In his concern for the marginalized and the voiceless, Kristoff writes, Francis “suggests that animals will go to heaven and that the Virgin Mary ‘grieves for the sufferings’ even of mistreated livestock.” The pope has written, “Eternal life will be a shared experience of awe, in which each creature, resplendently transfigured, will take its rightful place.”
But the article ends with comments from the theologian Charles Camosy who says that he “would have also welcomed Francis’ clarifying our moral obligations to, say, pigs versus mosquitoes.” That is, if farm animals and pets are worthy of kindness and salvation, shouldn’t we grant the same to mosquitoes and other pests? If not, on what grounds? That they don’t feed us or love us?
Aside from the question of who goes to heaven—as a non-theist, it is indeed aside to me—what makes all creatures precious, I believe, is not whether they serve humans as pets and livestock do, nor even whether they have the capacity to suffer. It is the reality that we are all living things. We—all animals and even plants—are precious because we are born, we struggle (the sentient ones suffer pain, the non-sentient, such as mosquitoes and plants, experience weakness, injury, disease) and we die. These are the criteria that should call forth our care towards living things great and small, not whether they serve humankind or go to heaven.
I suspect that Francis probably shares this outlook to an extent, in the context of his theology, for he is passionate about our responsibility for nature. The quotation above suggests as much.

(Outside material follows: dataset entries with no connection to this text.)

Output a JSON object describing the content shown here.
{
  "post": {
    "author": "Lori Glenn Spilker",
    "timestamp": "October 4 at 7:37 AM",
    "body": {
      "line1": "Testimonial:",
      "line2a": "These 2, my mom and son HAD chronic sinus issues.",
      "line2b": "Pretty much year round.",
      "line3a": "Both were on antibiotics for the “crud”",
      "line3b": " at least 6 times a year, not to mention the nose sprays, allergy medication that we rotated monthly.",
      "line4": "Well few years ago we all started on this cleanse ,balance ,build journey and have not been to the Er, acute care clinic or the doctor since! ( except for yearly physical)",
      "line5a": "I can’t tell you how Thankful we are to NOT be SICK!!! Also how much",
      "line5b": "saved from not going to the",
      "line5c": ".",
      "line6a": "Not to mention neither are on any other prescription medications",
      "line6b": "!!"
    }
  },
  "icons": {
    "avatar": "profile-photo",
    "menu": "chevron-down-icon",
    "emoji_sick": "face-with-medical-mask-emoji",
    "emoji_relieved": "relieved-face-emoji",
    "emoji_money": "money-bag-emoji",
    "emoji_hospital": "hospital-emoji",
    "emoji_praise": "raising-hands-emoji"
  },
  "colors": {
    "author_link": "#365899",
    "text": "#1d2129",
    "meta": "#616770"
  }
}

Perhaps in the future he will extend his blessing of pets and livestock to other or even all living things, in his thoughtful, gentle way.